> **Task to carry out**: Lines from the records below that contain the word "agenta" are to be copied out.
[[ Information supplied, beginning ]]
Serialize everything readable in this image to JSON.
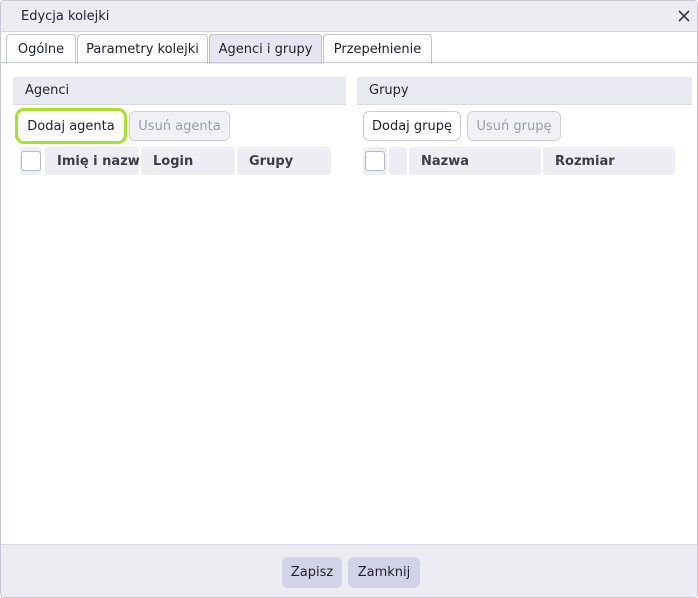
{
  "dialog": {
    "title": "Edycja kolejki"
  },
  "tabs": [
    {
      "label": "Ogólne"
    },
    {
      "label": "Parametry kolejki"
    },
    {
      "label": "Agenci i grupy"
    },
    {
      "label": "Przepełnienie"
    }
  ],
  "active_tab": "Agenci i grupy",
  "agents": {
    "title": "Agenci",
    "add_label": "Dodaj agenta",
    "remove_label": "Usuń agenta",
    "columns": [
      "Imię i nazwisko",
      "Login",
      "Grupy"
    ]
  },
  "groups": {
    "title": "Grupy",
    "add_label": "Dodaj grupę",
    "remove_label": "Usuń grupę",
    "columns": [
      "Nazwa",
      "Rozmiar"
    ]
  },
  "footer": {
    "save_label": "Zapisz",
    "close_label": "Zamknij"
  },
  "colors": {
    "focus_outline": "#a6e22e",
    "footer_button": "#d3d3e8",
    "active_tab": "#e5e6f1"
  },
  "icons": {
    "close": "close-icon"
  }
}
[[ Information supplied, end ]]
> **Answer below**:
    "add_label": "Dodaj agenta",
    "remove_label": "Usuń agenta",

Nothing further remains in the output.